Sure, I've been listed (as most of us have) on the counsel line in a variety of published appellate opinions. And my academic pieces are occasionally cited by courts, so my name appears there as well. But I've never been singled out by name in the text of a published opinion. So, as of today, my former student Todd Kinnear -- an attorney at Luce Forward -- has me beat on that one.
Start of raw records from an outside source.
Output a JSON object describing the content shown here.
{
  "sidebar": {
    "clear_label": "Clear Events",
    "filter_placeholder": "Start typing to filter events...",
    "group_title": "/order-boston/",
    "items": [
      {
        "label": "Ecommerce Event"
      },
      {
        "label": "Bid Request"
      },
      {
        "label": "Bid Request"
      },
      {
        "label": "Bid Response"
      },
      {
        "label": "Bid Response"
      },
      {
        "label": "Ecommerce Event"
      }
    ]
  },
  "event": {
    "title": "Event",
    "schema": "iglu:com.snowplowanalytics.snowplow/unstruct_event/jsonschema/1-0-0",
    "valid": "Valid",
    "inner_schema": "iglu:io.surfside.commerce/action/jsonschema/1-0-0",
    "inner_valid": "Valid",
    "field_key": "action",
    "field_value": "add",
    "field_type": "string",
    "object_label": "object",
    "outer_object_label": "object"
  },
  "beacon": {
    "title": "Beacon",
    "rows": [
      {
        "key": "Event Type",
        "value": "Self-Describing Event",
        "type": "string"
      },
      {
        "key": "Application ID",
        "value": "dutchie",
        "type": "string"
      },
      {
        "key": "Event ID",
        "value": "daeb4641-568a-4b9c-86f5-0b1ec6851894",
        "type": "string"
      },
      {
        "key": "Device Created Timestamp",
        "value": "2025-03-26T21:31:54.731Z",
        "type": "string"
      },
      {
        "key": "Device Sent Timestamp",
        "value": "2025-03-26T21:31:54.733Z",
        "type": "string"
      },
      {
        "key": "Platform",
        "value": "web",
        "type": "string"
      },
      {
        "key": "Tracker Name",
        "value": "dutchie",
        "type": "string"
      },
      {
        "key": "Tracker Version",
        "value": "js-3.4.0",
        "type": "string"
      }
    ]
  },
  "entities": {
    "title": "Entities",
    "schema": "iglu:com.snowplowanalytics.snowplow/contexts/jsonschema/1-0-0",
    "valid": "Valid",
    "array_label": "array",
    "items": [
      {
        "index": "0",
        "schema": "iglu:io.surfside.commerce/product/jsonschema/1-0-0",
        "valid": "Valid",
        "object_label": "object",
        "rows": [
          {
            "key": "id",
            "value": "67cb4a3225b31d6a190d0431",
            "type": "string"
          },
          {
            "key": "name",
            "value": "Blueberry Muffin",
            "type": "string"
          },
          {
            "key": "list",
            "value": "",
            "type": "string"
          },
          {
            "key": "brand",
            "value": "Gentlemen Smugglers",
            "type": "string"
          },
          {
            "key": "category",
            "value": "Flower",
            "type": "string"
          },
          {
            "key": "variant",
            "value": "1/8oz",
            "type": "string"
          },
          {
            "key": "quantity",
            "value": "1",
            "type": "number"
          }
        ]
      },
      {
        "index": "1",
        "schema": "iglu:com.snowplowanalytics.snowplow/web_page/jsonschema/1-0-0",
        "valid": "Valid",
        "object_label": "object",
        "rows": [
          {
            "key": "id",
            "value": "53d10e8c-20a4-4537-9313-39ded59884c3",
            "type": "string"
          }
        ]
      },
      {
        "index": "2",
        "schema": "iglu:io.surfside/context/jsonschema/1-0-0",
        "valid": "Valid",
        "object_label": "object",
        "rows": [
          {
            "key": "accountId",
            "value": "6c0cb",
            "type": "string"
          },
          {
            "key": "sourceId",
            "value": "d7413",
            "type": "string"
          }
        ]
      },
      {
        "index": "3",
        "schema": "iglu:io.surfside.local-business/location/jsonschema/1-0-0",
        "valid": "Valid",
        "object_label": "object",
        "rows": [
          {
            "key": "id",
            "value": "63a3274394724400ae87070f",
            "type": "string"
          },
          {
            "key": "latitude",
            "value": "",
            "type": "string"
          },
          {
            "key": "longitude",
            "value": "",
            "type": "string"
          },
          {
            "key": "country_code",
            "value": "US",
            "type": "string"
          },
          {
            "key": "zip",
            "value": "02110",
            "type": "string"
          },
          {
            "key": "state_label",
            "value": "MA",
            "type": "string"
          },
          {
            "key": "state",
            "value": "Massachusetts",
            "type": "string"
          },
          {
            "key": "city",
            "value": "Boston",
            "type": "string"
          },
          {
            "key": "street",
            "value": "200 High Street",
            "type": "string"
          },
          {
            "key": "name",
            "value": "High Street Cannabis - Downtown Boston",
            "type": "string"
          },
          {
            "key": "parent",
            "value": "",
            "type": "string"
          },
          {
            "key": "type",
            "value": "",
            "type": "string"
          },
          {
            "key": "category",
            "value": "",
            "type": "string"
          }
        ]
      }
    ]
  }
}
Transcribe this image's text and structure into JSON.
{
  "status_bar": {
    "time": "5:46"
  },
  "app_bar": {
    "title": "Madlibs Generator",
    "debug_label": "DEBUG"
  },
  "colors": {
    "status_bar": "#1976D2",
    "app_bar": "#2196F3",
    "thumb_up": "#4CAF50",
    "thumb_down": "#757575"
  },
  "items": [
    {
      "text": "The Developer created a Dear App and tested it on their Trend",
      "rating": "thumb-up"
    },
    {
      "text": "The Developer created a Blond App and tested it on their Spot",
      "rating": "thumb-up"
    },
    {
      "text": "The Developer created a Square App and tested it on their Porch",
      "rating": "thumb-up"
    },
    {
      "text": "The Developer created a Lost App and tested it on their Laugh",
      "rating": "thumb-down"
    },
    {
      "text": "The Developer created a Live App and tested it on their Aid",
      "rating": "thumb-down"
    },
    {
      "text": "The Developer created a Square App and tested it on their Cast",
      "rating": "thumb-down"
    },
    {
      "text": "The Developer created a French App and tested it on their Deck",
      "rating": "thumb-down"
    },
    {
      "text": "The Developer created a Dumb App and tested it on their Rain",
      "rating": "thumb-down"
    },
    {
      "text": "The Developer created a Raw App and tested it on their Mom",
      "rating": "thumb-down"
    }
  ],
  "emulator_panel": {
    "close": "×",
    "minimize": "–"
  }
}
It's actually an interesting case, and mentions by name a number of other notable San Diego legal figures in the text of the opinion as well. Basically it's an opinion about challenges to arbitrators. Justice McConnell holds -- sensibly, I think -- that even though an arbitrator can be dismissed as a matter of right based upon a variety of compelled legal disclosures (significant business ties, attorney-client or familial relationship, etc.), there's no similar absolute right to dismiss an arbitrator based upon voluntary disclosures made by the arbitrator about his or her connections to various parties or counsel beyond those required by law. And this matters, since the common practice among informed arbitrators is to make as full and complete a disclosure as possible, even if it involves totally minor things that don't especially matter. To grant a party an absolute right to dismiss the arbitrator based upon those things seems wrong, and it instead seems better to strike the balance in favor of a discretionary recusal (pursuant to the judgment of the arbitrator or some other neutral) for those more minor nonmandatory disclosures.
So, here, it's an attorney fee arbitration before former Judge Haden, who works with JAMS. Not surprisingly, Judge Haden knows a wide variety of people at Luce Forward, who's suing the defendants for unpaid legal fees. So he makes a variety of disclosures, and, later on, when additional attorneys at Luce appear on various briefs, he makes additional disclosures as well, including that he was on the Board of the ABTL with a couple of them. This, as you might imagine, is fairly common in the relatively close-knit legal community in San Diego, at least amongst higher profile judges and attorneys. Defendant then moves to dismiss Judge Haden, he declines to let them do so, and then, after Judge Haden finds for Luce Forward in the arbitration, the defendant appeals on the ground that Judge Haden had an obligation to step aside.
To which the Court of Appeal demurs, saying that "Judge Haden's candor was commendable" -- always gotta love being complimented by the Court of Appeal, eh?! -- and that "arbitrators should, of course, be encouraged to err on the side of disclosure," but holding that the voluntary disclosures by Judge Haden did not give rise to an absolute right to dismiss him (e.g., would not create an impression of bias to a reasonable person). Which, as a policy matter, I think does encourage extensive voluntary disclosures by arbitrators, and I agree with Judge McConnell wholeheartedly that that's a good thing, and something that the law should advance.
My former student was mentioned multiple times in the opinion since his name was on the briefs and Judge Haden thought that he -- not those lawyers at Luce Forward with whom Judge Haden had a more extensive relationship -- was going to be the lead counsel at the arbitration. Which, I might add, would assuredly have been an equally smashing success for Luce Forward had Todd in fact been lead counsel, since he was a great student and is, I am confident, an utterly outstanding attorney. So that's the nature of Todd's brush with fame -- and, more importantly, his entrenchment in the California Appellate Report and California Reporter for all eternity.
So great job Luce Forward, great job Justice McConnell, great job Judge Haden, and great job Todd.
FULL DISCLOSURE: Especially since the underlying case is all about full and frank disclosure, I too should voluntarily reveal that I'm connected with just about every one of the participants here as well. As I said, Todd Kinnear is a former student, and I (obviously) know a variety of former students and others at Luce Forward as well. Plus, continuing on the student side, Judge Haden's son, Andrew, is a former student of mine (and, parenthetically, like Todd, is also exceptionally talented) as well. Lastly, I also know Judge Haden, who presided over a case on which I worked several years ago and who is, ironically enough, the arbitrator on an upcoming case I'm working on as well. None of which matters in the slightest, but I thought I'd mention them. Oh, one more thing. Todd's even balder than I am.